Friday, 24 September 2010

Happy Birthday Fitz

Today is F. Scott Fitzgerald's 114th birthday, and in honor of the event, I want to take the opportunity to refute a story that has become accepted as truth but is in fact a complete myth, the idea that Hemingway told Fitz that the rich are only different from you and me because they have more money.

Here is what actually happened:

In 1926, Fitzgerald wrote a story called "The Rich Boy," which opens: "Let me tell you about the very rich. They are different from you and me." The point of the story is to see how extreme wealth can ruin people (and if you think he's wrong, just think about Michael Jackson.)

Some years later, Hemingway was at a dinner with the editor he shared with Fitzgerald, Max Perkins, and an Irish writer named Mary Colum, a woman with a sharp wit. Hemingway said at the dinner: "I am getting to know the rich" (primarily by marrying them, but, hey, that's one way). Mary Colum said to him: "The only difference between the rich and other people is that the rich have more money."

In 1936, Fitzgerald published the Crack-Up essays in Esquire, and Hemingway took the opportunity to deride him in "The Snows of Kilimanjaro", also published in Esquire later that year, as "poor Scott Fitzgerald," who was in "awe" of the rich and had written a story saying "the very rich are different from you and me," and how "someone" had told him, "Yes, they have more money."

Ever since, Hemingway has been credited with the line but it was used against him. We know this because soon after the dinner Perkins wrote a letter to a woman named Elizabeth Lemmon telling her what had been said at the dinner, because he thought Hemingway's behavior was beneath contempt.
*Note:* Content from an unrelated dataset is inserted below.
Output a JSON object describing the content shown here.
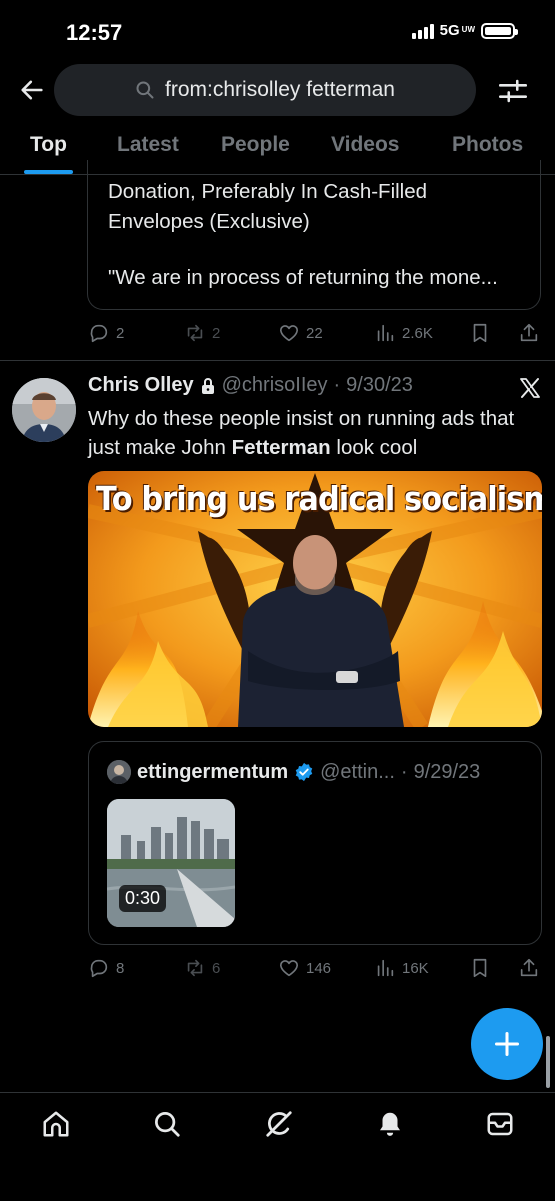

Some think Hemingway did it in part because he hated being bested by a woman; certainly his rivalry with Fitzgerald drove him to more and more malicious mythmaking.

The truth of this story can be found in most of the Hemingway biographies, as well as the letters and biography of Max Perkins, and of course the Fitzgerald biographies, for example here.

While I'm at it: no one who knew Fitzgerald well believed that he asked Hemingway to check out his, erm, manhood at a Parisian restaurant to make sure he was properly endowed, as Hemingway claimed in A Moveable Feast. This is pure Hemingway machismo, just the kind of pissing contest he loved to invent. It is just possible that Fitz might have done it if he were very drunk (which of course happened a lot), when he was capable of all kinds of outrageous behavior. But in general he was sexually somewhat prudish and homophobic. He was raised a Victorian after all. So it's possible, but unlikely.